- [Assigned task]
Search the records below for the string "this", and report each line that contains it.

- [Record set]
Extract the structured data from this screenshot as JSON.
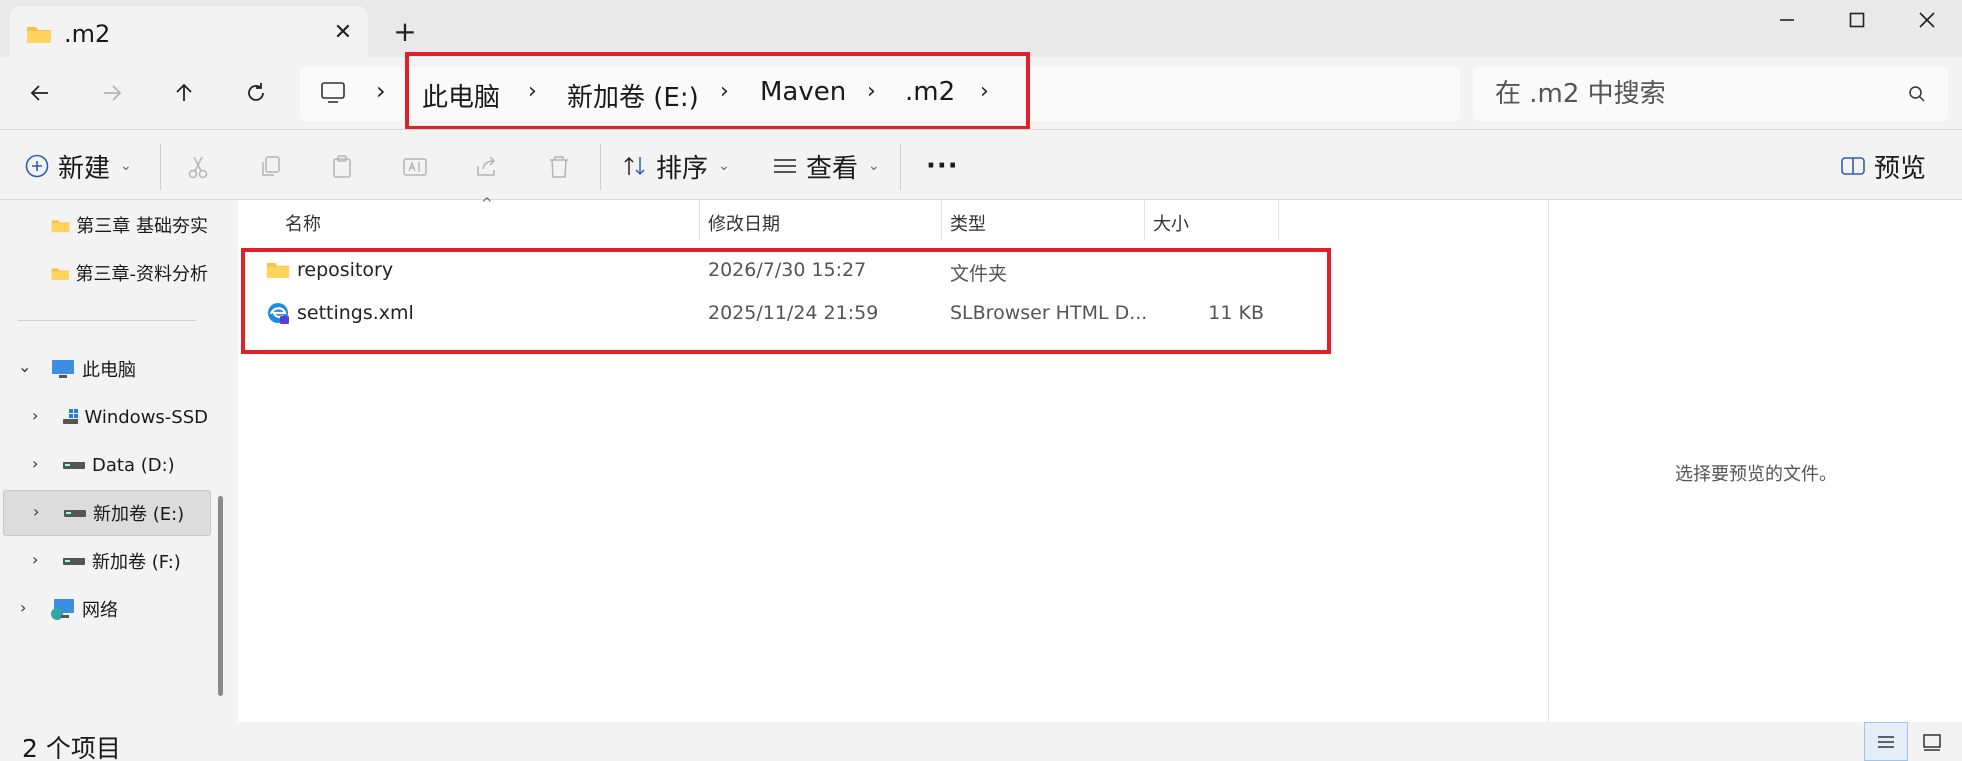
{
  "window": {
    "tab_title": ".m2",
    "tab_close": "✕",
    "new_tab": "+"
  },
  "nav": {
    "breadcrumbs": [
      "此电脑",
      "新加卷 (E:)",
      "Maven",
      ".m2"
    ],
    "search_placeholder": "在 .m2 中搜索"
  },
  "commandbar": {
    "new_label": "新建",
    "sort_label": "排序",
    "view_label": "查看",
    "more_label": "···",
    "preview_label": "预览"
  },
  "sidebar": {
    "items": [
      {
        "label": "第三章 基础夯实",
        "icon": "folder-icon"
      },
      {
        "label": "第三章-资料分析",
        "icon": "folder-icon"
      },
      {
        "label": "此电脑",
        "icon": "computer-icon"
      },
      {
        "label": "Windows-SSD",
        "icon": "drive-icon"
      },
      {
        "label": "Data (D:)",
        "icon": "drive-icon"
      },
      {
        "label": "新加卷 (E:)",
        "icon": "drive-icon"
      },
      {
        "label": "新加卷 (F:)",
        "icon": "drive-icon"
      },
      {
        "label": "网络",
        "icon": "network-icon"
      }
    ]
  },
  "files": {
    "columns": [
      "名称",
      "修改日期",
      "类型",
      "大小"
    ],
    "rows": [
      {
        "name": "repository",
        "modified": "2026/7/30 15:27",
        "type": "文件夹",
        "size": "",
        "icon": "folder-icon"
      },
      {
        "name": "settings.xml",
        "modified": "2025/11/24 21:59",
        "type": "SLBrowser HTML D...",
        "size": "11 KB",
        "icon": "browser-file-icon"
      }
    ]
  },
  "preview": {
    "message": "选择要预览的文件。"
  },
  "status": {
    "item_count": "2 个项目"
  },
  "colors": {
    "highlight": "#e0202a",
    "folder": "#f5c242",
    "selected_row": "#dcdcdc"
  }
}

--

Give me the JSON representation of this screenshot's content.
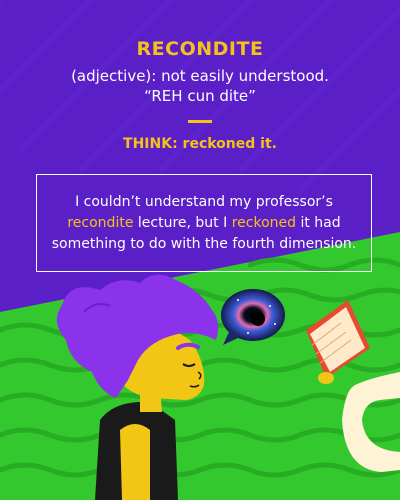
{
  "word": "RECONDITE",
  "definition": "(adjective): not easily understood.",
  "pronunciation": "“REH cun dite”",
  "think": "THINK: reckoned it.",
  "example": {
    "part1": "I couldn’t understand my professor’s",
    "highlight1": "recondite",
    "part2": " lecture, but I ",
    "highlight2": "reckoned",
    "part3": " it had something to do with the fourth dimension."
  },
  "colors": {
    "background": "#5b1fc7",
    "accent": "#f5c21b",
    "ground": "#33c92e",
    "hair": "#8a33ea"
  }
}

- [Written response]
Extract the structured data from this screenshot as JSON.
Give me the JSON representation of this screenshot's content.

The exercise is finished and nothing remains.